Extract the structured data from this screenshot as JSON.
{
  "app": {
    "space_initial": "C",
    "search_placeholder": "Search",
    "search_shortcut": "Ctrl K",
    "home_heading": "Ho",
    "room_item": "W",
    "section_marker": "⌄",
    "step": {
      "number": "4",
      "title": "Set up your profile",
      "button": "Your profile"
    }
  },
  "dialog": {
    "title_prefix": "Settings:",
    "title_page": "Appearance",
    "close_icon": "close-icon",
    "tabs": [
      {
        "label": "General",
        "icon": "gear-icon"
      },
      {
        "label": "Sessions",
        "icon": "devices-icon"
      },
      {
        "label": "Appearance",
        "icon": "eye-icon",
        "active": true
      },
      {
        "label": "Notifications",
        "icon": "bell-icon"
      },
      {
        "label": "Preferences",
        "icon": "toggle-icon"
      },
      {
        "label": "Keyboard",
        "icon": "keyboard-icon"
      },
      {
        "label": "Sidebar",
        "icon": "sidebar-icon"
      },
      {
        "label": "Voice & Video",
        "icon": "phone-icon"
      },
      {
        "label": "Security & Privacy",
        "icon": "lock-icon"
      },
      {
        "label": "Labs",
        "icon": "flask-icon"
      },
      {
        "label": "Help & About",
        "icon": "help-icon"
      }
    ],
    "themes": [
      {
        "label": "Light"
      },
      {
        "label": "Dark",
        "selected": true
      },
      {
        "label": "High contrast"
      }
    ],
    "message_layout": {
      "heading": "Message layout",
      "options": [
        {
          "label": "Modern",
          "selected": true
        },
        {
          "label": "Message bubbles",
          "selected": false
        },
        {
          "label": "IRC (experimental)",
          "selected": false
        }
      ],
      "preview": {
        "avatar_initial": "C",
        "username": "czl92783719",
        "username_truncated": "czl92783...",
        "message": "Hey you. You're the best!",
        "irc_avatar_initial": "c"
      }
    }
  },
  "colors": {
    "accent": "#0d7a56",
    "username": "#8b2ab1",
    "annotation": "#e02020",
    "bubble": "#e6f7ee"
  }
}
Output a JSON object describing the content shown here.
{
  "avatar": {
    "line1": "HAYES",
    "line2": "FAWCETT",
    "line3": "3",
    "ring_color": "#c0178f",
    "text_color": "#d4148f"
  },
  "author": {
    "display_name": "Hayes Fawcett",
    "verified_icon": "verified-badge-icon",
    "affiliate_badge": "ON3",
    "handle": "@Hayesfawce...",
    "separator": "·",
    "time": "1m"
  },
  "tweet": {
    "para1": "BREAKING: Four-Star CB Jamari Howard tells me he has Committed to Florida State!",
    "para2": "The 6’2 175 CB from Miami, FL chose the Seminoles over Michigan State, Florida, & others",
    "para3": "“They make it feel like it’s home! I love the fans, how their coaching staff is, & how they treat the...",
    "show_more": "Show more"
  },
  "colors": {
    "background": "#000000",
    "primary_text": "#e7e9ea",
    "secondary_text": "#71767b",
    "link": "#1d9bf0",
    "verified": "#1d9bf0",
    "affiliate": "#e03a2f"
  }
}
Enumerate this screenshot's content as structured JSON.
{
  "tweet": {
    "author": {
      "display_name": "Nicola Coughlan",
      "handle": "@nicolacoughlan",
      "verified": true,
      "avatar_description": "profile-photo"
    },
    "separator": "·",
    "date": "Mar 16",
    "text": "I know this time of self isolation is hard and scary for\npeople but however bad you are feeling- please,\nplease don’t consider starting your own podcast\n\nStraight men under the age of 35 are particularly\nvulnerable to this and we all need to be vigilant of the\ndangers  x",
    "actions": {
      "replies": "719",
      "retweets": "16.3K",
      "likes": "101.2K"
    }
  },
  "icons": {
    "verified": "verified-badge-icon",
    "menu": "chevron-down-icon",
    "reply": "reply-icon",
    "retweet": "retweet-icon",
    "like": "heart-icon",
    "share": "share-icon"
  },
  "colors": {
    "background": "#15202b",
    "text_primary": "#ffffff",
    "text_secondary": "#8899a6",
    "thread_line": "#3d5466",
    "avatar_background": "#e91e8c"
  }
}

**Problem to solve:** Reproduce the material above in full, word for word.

**Answer area:**
Extract the structured data from this screenshot as JSON.
{
  "app": {
    "space_initial": "C",
    "search_placeholder": "Search",
    "search_shortcut": "Ctrl K",
    "home_heading": "Ho",
    "room_item": "W",
    "section_marker": "⌄",
    "step": {
      "number": "4",
      "title": "Set up your profile",
      "button": "Your profile"
    }
  },
  "dialog": {
    "title_prefix": "Settings:",
    "title_page": "Appearance",
    "close_icon": "close-icon",
    "tabs": [
      {
        "label": "General",
        "icon": "gear-icon"
      },
      {
        "label": "Sessions",
        "icon": "devices-icon"
      },
      {
        "label": "Appearance",
        "icon": "eye-icon",
        "active": true
      },
      {
        "label": "Notifications",
        "icon": "bell-icon"
      },
      {
        "label": "Preferences",
        "icon": "toggle-icon"
      },
      {
        "label": "Keyboard",
        "icon": "keyboard-icon"
      },
      {
        "label": "Sidebar",
        "icon": "sidebar-icon"
      },
      {
        "label": "Voice & Video",
        "icon": "phone-icon"
      },
      {
        "label": "Security & Privacy",
        "icon": "lock-icon"
      },
      {
        "label": "Labs",
        "icon": "flask-icon"
      },
      {
        "label": "Help & About",
        "icon": "help-icon"
      }
    ],
    "themes": [
      {
        "label": "Light"
      },
      {
        "label": "Dark",
        "selected": true
      },
      {
        "label": "High contrast"
      }
    ],
    "message_layout": {
      "heading": "Message layout",
      "options": [
        {
          "label": "Modern",
          "selected": true
        },
        {
          "label": "Message bubbles",
          "selected": false
        },
        {
          "label": "IRC (experimental)",
          "selected": false
        }
      ],
      "preview": {
        "avatar_initial": "C",
        "username": "czl92783719",
        "username_truncated": "czl92783...",
        "message": "Hey you. You're the best!",
        "irc_avatar_initial": "c"
      }
    }
  },
  "colors": {
    "accent": "#0d7a56",
    "username": "#8b2ab1",
    "annotation": "#e02020",
    "bubble": "#e6f7ee"
  }
}
Output a JSON object describing the content shown here.
{
  "avatar": {
    "line1": "HAYES",
    "line2": "FAWCETT",
    "line3": "3",
    "ring_color": "#c0178f",
    "text_color": "#d4148f"
  },
  "author": {
    "display_name": "Hayes Fawcett",
    "verified_icon": "verified-badge-icon",
    "affiliate_badge": "ON3",
    "handle": "@Hayesfawce...",
    "separator": "·",
    "time": "1m"
  },
  "tweet": {
    "para1": "BREAKING: Four-Star CB Jamari Howard tells me he has Committed to Florida State!",
    "para2": "The 6’2 175 CB from Miami, FL chose the Seminoles over Michigan State, Florida, & others",
    "para3": "“They make it feel like it’s home! I love the fans, how their coaching staff is, & how they treat the...",
    "show_more": "Show more"
  },
  "colors": {
    "background": "#000000",
    "primary_text": "#e7e9ea",
    "secondary_text": "#71767b",
    "link": "#1d9bf0",
    "verified": "#1d9bf0",
    "affiliate": "#e03a2f"
  }
}
Enumerate this screenshot's content as structured JSON.
{
  "tweet": {
    "author": {
      "display_name": "Nicola Coughlan",
      "handle": "@nicolacoughlan",
      "verified": true,
      "avatar_description": "profile-photo"
    },
    "separator": "·",
    "date": "Mar 16",
    "text": "I know this time of self isolation is hard and scary for\npeople but however bad you are feeling- please,\nplease don’t consider starting your own podcast\n\nStraight men under the age of 35 are particularly\nvulnerable to this and we all need to be vigilant of the\ndangers  x",
    "actions": {
      "replies": "719",
      "retweets": "16.3K",
      "likes": "101.2K"
    }
  },
  "icons": {
    "verified": "verified-badge-icon",
    "menu": "chevron-down-icon",
    "reply": "reply-icon",
    "retweet": "retweet-icon",
    "like": "heart-icon",
    "share": "share-icon"
  },
  "colors": {
    "background": "#15202b",
    "text_primary": "#ffffff",
    "text_secondary": "#8899a6",
    "thread_line": "#3d5466",
    "avatar_background": "#e91e8c"
  }
}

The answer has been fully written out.